Conferences and events can be priceless for some businesses. Social media is a great platform for maintaining regular dialogues and interaction with customers and clients but there’s still a place in today’s world for a live event: they can be a powerful way to build loyalty, increase and enhance a company’s reputation, and market your services. However, planning a successful live event is not easy. Let’s take a look at some of the elements you must consider.
Where you hold your event can be critical. Key points to determine include the size of the venue, and its location. If yours is a huge multi-day event, you’ll no doubt need to contemplate some of the biggest venues in the UK, such as the NEC, in Birmingham. But for the purposes of this article, let’s assume you’re debuting with a modest one-day event to showcase your company, which creates software to convert print magazines to a digital format.
That being the case, who is your target customer? Magazine publishers, almost certainly, so your hotspot may well be London – the capital certainly isn’t short of option when it comes to venues for hire. Consider price, naturally, but also ease of access for attendees. Nearest tube station and other travel links, for example. If you have visitors travelling from outside London, they can get to you easily?
Equipment and facilities

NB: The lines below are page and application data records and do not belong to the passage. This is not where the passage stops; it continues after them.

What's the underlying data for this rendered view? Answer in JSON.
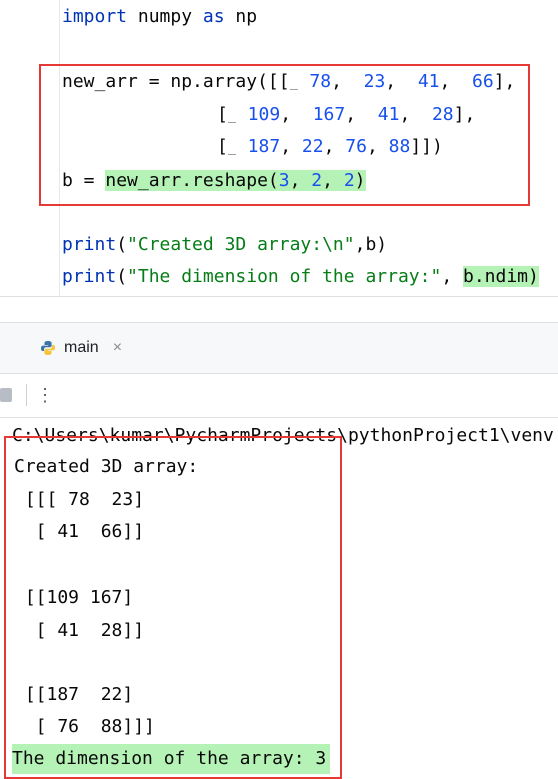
{
  "editor": {
    "line1": {
      "kw_import": "import",
      "mid": " numpy ",
      "kw_as": "as",
      "alias": " np"
    },
    "line2": {
      "p1": "new_arr = np.array([[",
      "n1": " 78",
      "c1": ",  ",
      "n2": "23",
      "c2": ",  ",
      "n3": "41",
      "c3": ",  ",
      "n4": "66",
      "end": "],"
    },
    "line3": {
      "p1": "[",
      "n1": " 109",
      "c1": ",  ",
      "n2": "167",
      "c2": ",  ",
      "n3": "41",
      "c3": ",  ",
      "n4": "28",
      "end": "],"
    },
    "line4": {
      "p1": "[",
      "n1": " 187",
      "c1": ", ",
      "n2": "22",
      "c2": ", ",
      "n3": "76",
      "c3": ", ",
      "n4": "88",
      "end": "]])"
    },
    "line5": {
      "p1": "b = ",
      "hl_a": "new_arr.reshape(",
      "hn1": "3",
      "hc1": ", ",
      "hn2": "2",
      "hc2": ", ",
      "hn3": "2",
      "hl_b": ")"
    },
    "line6": {
      "fn": "print",
      "open": "(",
      "str": "\"Created 3D array:\\n\"",
      "rest": ",b)"
    },
    "line7": {
      "fn": "print",
      "open": "(",
      "str": "\"The dimension of the array:\"",
      "comma": ", ",
      "hl": "b.ndim)"
    }
  },
  "run_panel": {
    "tab_label": "main",
    "close_glyph": "×",
    "more_glyph": "⋮"
  },
  "console": {
    "path": "C:\\Users\\kumar\\PycharmProjects\\pythonProject1\\venv",
    "lines": [
      "Created 3D array:",
      " [[[ 78  23]",
      "  [ 41  66]]",
      "",
      " [[109 167]",
      "  [ 41  28]]",
      "",
      " [[187  22]",
      "  [ 76  88]]]"
    ],
    "result_line": "The dimension of the array: 3"
  },
  "colors": {
    "keyword": "#0033b3",
    "number": "#1750eb",
    "string": "#067d17",
    "highlight": "#b5f2b5",
    "annotation_box": "#e53935"
  }
}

Venues should provide some equipment – tables and seating – but much of what you need, as host, you’ll need to bring, particularly any presentation aids. These could be a Powerpoint presentation on your laptop, or a good old fashioned flipchart. Depending on what your event entails, you may need to enlist the services of a specialist company to help you set the room up, especially if you have pop up banners and boards. Or you may bring everything yourself. Top tip: have a back up plan if you forget something vital – a courier company, like Courier Expert.co.uk, can collect and deliver that all-important item.
You have to let people know about the event, or no-one will show. And that would be embarrassing. Start by reaching out to your client base, create some eye-catching content for your own website, and reach out to the resources you know your target audience are reading. So, again, if you want to attract publishers, you could write a guest piece for an influential trade publication, or you could draw up a list of ideal people to invite and contact them directly. Exploit social media to the full. Use Twitter, create a hashtag promoting your event, and drive awareness. Although, if your event is one the smaller side, you need to manage numbers. A hand-picked 100 delegates might be what you need, rather than 1,000 casual attendees.
Don’t do it all yourself. For once, it’s too much to fill a whole day using just your own staff, secondly, you’ll need the variation in terms of presentations, and thirdly, from a credibility point of view, external contribution makes for a better event all round. Recruit speakers, well respected in their industry, to contribute. You’ll want to open the day yourself with an introduction about you and your company, and you’ll also want an interactive demonstration from one of your employees, who knows (or even better, devised) the software.
On top of that, consider inviting a leading digital journalist to speak; a well-respected editor; maybe a notable media expert. All will have a different presentation style and delivery, and that will help with the pace of the day. Even better, once all speakers are confirmed, you can feature them in pre-show marketing, and also ask them to spread the word within their respective circles and groups.
The follow up
In many ways, once the event has concluded and the hard work is done, the hard work begins. You should have a fistful of business cards, or an inbox of email addresses – start by thanking everyone for attending, and perhaps include a short survey to gauge feedback. After that, you can follow up any potential leads, and set up separate meetings – hopefully, all your endeavours have led to genuine interest in what your company does.